What to produce:
Pick out each line of the records that includes the string "Number", and copy it.

Raw data:

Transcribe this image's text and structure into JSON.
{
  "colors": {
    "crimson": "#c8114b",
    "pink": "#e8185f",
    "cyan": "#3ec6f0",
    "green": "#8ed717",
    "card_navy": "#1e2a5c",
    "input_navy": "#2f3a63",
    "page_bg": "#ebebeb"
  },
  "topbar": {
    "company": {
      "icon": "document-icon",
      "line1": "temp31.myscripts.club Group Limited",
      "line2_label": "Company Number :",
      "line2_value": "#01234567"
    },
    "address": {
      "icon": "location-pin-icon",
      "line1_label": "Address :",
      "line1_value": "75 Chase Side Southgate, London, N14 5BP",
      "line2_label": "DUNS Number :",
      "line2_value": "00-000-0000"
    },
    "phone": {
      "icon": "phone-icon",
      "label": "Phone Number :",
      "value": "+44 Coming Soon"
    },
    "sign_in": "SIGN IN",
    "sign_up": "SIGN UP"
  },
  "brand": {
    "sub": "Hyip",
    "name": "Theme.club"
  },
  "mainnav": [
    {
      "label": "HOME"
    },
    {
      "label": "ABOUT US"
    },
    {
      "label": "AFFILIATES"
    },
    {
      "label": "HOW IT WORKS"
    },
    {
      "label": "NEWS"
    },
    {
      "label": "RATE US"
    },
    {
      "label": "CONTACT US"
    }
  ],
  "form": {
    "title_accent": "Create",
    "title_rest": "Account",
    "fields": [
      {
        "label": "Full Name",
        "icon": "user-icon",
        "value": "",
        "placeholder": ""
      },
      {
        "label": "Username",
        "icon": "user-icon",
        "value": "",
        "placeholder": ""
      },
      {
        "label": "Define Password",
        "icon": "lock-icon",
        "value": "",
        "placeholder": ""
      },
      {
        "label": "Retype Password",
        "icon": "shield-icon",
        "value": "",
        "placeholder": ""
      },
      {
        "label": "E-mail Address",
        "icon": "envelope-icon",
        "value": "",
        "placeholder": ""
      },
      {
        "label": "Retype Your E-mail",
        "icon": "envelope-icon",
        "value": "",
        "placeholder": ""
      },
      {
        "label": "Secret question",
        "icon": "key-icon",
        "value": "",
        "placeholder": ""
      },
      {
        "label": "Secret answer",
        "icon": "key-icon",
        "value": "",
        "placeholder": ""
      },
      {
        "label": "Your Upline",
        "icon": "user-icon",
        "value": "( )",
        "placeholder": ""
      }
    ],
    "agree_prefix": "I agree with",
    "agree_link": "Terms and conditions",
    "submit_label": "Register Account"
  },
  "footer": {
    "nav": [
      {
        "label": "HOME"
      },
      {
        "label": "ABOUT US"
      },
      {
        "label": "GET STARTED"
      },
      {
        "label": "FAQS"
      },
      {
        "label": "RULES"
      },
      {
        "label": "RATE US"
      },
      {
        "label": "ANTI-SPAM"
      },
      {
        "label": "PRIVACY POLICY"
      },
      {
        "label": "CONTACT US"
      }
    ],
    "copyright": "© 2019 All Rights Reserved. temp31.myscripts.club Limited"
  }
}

Solution below:
      "line2_label": "Company Number :",
      "line2_label": "DUNS Number :",
      "label": "Phone Number :",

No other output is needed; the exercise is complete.